Arts & Culture

22nd June 2020

Doing Shakespeare | Review

The Plot

Theatre companies across the country have been doing all they can to keep going and keep creative. David Spicer’s new play Doing Shakespeare is about the Felching Players, a stereotypical am dram company, who are trying to put on their first online Shakespeare. However, artistic director Tom forgot to send an email to the cast so they’ve all learnt a different Shakespeare play.

The Production

The play is very funny, particularly the middle section where the performers discuss the confusion over the play they’re meant to be doing. This part of the play feels very natural as well which is a credit to Spicer’s writing. The show is only 45 minutes long which is the perfect running time for this new type of online theatre. You can also tell the show is incredibly well rehearsed with transitions being very smooth using recorded music and images, timing never feeling too delayed and great uses of Zoom backgrounds. The fancy dress style costumes also help to portray the amateur theatre company in a comedic way.

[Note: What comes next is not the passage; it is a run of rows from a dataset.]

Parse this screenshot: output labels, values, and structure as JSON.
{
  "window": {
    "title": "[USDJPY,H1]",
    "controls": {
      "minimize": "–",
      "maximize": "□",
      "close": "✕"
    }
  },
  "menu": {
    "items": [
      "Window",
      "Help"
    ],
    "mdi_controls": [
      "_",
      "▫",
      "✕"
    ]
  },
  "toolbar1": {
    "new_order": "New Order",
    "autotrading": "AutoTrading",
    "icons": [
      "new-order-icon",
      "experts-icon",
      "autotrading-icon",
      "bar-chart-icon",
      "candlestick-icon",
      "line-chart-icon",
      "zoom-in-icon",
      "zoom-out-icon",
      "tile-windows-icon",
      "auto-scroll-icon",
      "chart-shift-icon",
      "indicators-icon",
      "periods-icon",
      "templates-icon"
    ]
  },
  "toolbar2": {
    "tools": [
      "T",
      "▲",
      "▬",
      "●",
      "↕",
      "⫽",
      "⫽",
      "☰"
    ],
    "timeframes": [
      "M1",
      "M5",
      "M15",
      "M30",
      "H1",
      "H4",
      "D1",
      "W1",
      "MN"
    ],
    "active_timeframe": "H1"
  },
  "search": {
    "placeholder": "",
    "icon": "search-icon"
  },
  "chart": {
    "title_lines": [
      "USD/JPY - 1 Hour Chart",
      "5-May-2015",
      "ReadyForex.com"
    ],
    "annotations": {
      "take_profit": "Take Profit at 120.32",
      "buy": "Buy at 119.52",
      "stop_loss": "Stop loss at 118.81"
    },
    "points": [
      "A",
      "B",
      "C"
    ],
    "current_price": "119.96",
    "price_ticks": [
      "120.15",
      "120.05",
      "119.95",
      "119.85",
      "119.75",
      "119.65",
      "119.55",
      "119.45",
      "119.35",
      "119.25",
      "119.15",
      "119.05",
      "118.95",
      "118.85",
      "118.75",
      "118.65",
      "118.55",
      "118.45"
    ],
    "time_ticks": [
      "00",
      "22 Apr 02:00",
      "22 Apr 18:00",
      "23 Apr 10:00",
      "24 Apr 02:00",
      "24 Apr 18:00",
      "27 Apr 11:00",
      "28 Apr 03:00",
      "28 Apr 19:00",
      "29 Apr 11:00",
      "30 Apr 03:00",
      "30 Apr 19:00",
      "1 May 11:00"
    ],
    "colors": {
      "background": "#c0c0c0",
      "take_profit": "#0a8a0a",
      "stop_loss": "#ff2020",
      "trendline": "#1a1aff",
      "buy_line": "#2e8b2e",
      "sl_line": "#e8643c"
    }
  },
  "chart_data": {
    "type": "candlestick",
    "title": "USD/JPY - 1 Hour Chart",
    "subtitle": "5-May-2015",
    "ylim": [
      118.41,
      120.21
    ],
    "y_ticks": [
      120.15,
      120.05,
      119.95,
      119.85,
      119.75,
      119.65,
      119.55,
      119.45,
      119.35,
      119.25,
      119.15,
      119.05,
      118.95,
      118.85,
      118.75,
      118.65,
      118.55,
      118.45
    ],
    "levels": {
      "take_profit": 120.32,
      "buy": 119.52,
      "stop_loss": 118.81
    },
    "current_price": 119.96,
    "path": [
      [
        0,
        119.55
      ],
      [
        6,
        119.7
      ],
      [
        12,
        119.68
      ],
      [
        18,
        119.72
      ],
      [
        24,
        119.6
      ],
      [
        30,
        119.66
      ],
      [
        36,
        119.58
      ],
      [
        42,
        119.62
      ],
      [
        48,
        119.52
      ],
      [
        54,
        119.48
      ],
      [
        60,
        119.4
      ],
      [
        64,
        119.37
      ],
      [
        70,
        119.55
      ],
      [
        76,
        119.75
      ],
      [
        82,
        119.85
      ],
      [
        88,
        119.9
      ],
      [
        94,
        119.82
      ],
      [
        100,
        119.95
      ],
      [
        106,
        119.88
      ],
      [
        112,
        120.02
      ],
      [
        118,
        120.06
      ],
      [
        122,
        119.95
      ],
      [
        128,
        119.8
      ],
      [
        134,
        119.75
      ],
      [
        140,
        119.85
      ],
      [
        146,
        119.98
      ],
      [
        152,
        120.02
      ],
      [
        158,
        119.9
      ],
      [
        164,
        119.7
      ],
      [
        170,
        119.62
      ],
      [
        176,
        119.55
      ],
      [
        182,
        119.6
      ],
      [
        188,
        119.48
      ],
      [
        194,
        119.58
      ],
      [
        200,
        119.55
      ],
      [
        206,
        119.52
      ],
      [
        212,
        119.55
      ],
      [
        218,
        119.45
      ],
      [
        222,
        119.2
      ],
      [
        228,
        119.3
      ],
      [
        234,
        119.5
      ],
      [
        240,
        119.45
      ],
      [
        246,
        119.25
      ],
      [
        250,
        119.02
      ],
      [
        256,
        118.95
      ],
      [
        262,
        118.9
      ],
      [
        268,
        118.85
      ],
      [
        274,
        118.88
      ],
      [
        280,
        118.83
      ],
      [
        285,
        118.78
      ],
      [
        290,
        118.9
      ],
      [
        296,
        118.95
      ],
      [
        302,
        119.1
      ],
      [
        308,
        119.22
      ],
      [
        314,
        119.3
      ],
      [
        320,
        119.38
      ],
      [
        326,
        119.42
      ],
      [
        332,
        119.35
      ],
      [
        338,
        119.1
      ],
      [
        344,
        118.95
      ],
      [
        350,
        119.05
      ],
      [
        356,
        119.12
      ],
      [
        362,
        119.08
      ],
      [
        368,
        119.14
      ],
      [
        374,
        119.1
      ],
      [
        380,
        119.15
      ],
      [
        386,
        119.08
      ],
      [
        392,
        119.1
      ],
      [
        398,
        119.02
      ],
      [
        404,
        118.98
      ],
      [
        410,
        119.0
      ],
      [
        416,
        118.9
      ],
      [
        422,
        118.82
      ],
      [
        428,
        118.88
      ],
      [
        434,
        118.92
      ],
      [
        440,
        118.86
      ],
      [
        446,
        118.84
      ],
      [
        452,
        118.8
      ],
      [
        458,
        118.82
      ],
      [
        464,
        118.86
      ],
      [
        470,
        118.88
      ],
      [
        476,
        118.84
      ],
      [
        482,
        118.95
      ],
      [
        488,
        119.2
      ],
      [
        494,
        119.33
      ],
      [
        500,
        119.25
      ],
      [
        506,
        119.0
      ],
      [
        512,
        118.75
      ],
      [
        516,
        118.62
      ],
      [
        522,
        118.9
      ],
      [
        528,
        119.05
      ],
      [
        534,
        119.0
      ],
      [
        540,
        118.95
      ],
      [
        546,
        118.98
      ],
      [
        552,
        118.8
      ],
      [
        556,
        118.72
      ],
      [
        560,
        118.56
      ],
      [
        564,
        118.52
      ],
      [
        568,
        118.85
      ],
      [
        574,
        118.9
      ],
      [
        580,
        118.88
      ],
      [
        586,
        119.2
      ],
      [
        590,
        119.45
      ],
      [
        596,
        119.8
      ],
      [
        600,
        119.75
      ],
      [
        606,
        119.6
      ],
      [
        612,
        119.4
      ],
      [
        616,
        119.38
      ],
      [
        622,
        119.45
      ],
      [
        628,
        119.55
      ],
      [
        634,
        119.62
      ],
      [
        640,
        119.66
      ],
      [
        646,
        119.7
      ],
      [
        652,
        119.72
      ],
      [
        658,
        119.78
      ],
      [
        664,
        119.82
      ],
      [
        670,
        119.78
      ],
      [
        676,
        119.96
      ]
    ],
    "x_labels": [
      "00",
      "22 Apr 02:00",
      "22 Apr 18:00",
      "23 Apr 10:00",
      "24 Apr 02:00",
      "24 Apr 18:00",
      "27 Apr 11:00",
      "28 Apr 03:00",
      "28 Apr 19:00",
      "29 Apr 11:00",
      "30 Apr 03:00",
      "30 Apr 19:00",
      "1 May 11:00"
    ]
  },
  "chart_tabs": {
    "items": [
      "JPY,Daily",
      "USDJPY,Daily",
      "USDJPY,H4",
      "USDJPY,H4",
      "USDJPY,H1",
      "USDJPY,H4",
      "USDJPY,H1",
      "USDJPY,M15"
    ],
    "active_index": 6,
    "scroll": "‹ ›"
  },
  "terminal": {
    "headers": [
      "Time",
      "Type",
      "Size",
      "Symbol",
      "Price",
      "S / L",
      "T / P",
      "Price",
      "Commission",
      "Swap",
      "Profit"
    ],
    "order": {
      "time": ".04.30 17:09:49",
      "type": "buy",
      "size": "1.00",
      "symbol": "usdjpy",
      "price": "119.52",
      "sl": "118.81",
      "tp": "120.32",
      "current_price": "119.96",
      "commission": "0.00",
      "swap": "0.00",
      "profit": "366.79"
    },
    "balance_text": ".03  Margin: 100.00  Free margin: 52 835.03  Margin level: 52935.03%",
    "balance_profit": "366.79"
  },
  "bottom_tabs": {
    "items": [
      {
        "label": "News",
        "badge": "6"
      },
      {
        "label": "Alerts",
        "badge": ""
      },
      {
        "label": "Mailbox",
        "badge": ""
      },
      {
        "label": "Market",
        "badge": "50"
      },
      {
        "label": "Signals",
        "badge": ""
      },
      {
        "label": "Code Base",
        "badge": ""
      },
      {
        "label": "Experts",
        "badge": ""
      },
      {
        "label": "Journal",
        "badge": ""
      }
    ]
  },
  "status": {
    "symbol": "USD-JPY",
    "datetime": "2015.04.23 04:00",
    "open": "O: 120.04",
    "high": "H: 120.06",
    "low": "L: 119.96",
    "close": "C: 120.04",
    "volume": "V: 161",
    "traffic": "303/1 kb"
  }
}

The Cast

Northern Comedy Theatre always puts some of Liverpool’s best comedic actors in the spotlight and this production is no different. Connor Simkins plays Tom, the artistic director who always thinks he knows best. It some becomes apparent he doesn’t and his ambitions are too high for the company he leads. Simkins does a great job at portraying the sheer frustration Tom feels and his delivery of lines from King Lear is great. It takes a great actor to play someone who can’t act very well. Rob Hardie opens the play wonderfully with lines from Romeo and Juliet. He really draws the audience in from the first words. Kieran Maleedy is very funny as the superstitious actor who feels the need to break the curse that supposedly comes if you say Macbeth on stage. He brings plenty laughs in his speeches from Hamlet as well which I’ve never heard said quicker!

Vikki Earle is lovely although her character doesn’t seem as big and outlandish as the others in the play. This works quite well though as all amateur societies have people who tend to keep themselves to themselves. Kathryn Chambers was very funny as the elderly lady in the company, who you could imagine had been there since the company started meeting in the village hall decades ago. Lauren Molyneux completes the cast as the typical millennial who only knows one Shakespeare play because she learnt it in school. Her characterisation was incredibly believable – she definitely gave one of the strongest performances in the play.


Northern Comedy Theatre have done a great job at putting David Spicer’s play. They make great use of the technology available through Zoom. However I do still miss being with other people in the audience and hearing the live response from others watching. The ending felt quite jarring as there’s no ‘bows’, so when it ends you’re left wondering if it’s actually finished. This play is thoroughly entertaining and will be very funny for anyone who has been involved in amateur theatre. I’m sure it’d be even funnier for people who know Shakespeare quite well.

Doing Shakespeare can be watched via Zoom Webinars throughout this week with various times available. Full details can be seen here on Northern Comedy Theatre’s website.